Matilda Sarah EATHER, the sixth child and third daughter of Charles EATHER 1827-1891 and Eliza nee HOUGH 1825-1870, was born at North Richmond on 28 April 1858 and baptised at St Peter's Church, Richmond on 9 June 1858. She was still a small girl when her family moved to "Henriendi". On 23 November 1880 she married Alexander Munro COUSINS at Muswellbrook.
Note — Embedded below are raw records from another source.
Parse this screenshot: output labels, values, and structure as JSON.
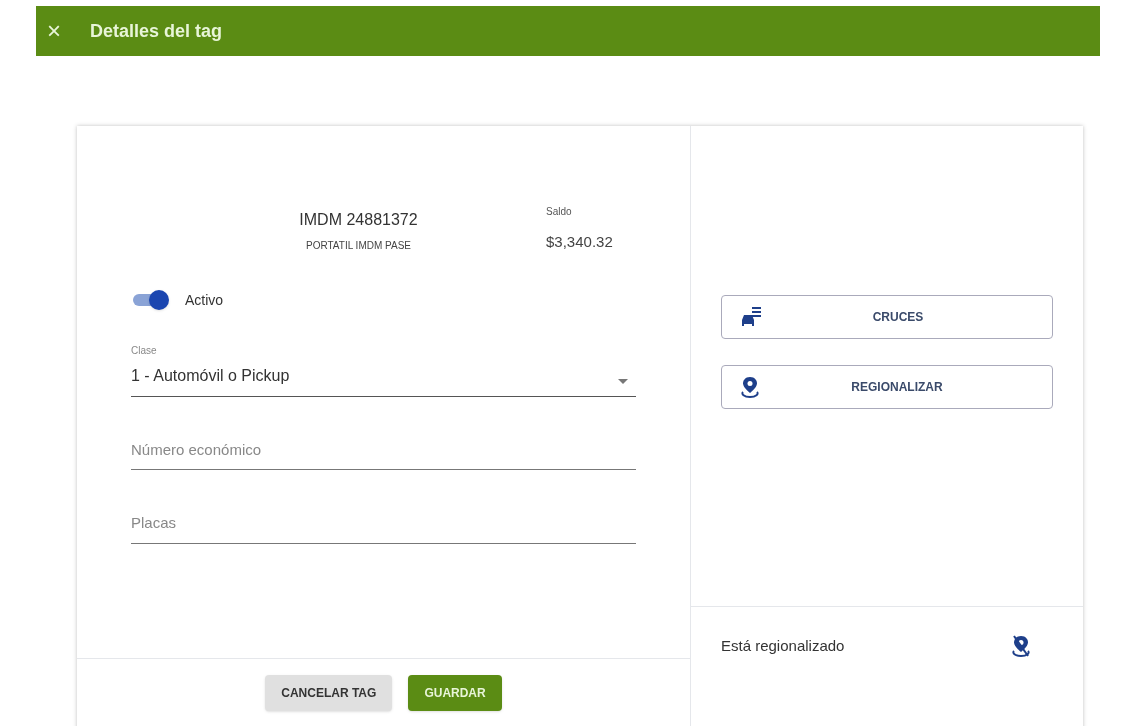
{
  "header": {
    "close": "×",
    "title": "Detalles del tag"
  },
  "tag": {
    "id": "IMDM 24881372",
    "description": "PORTATIL IMDM PASE",
    "balance_label": "Saldo",
    "balance": "$3,340.32"
  },
  "active_toggle": {
    "label": "Activo",
    "on": true
  },
  "class_select": {
    "label": "Clase",
    "value": "1 - Automóvil o Pickup"
  },
  "fields": [
    {
      "placeholder": "Número económico"
    },
    {
      "placeholder": "Placas"
    }
  ],
  "footer_buttons": [
    {
      "label": "CANCELAR TAG",
      "kind": "secondary"
    },
    {
      "label": "GUARDAR",
      "kind": "primary"
    }
  ],
  "actions": [
    {
      "label": "CRUCES",
      "kind": "crossings"
    },
    {
      "label": "REGIONALIZAR",
      "kind": "regionalize"
    }
  ],
  "regionalized": {
    "label": "Está regionalizado",
    "on": false
  }
}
Alexander Munro COUSINS had been born in 1853, the son of Walter COUSINS and his wife Harriet (nee MUNRO).

Walter COUSINS had been born in 1829 at Heytesbury, Wiltshire, England and had married Harriet MUNRO at Bathurst, New South Wales in 1853. Harriet was the foster/adopted daughter of Alexander MUNRO 1812-1889 and his wife Sophia, nee LOVELL 1812-1889. Her 'father', Alexander MUNRO 1812-1889 , the first Mayor of Singleton, had been born at Campbelltown in Scotland on 18 July 1814, the son of George MUNRO and Isobel MAIN. He had arrived in New South Wales in 1831 and had purchased land in Singleton and had become an hotel-keeper. In due course he had engaged in a number of pastoral investments in the north-west of the colony and became quite wealthy. He built a fine home at Singleton and named it "Ardersier House", and by the time his grandson married Matilda Sarah he was involved in grape growing and wine-making on a large scale.

During the 1880's Matilda and Alexander had four sons: Glencairn, born in 1883 at Patrick's Plains (Singleton); Royston, born 1885 at Patrick's Plains; Alexander, born 1887 at Muswellbrook; and Ardarsier, born 1889 at Singleton. Patrick's Plains was the original name for the Singleton district, so from the birthplaces of their children we can gather that Matilda and her husband resided in the Hunter Valley until at least the year 1890. The youngest of their four sons was named after his great-grandfather's home Singleton.

In their later years Matilda and Alexander resided at Narrabri. They both died there, Alexander in 1923 and Matilda in 1941. Their son Royston had died in infancy. Sons Glencairn and Ardersier both married during the 1920's.
Children from this marriage were:

Glencairn Munro COUSINS was born in 1883 in Patricks Plain, Singleton, NSW, Australia and died in 1941 in Mosman, Sydney, NSW, Australia at age 58.
Glencairn married Ruby Ada Beryl DUNSTAN in 1924 in Quirindi, NSW, Australia.

Royston C COUSINS was born in 1885 in Patricks Plain, Singleton, NSW, Australia and died in 1885 in Newtown, Sydney, NSW, Australia.

Alexander Munro COUSINS was born in 1887 in Muswellbrook, NSW, Australia and died in 1946 in Narrabri, NSW, Australia at age 59.
Alexander married Marjorie Agnes R TOWNSEND (b. 1907) in 1941 in Manly, Sydney, NSW, Australia.

Ardersier Munro COUSINS was born on 3 Oct 1889 in Singleton, NSW, Australia and died on 10 Dec 1963 at age 74.
Ardersier married Gladys Elvina DENNE (b. 1892, d. 1961) on 12 May 1921 in Sydney, NSW, Australia.

Harriet Munro's birth parents were Thomas and Catherine Phillips
V1837521 121A/1837 PHILLIPS HARRIET THOMAS CATHERINE
Thomas and Catherine Phillips had two other children Thomas 1838 and Mary A 1839 I have not researched this Phillips Family

Alexander Munro had no biological children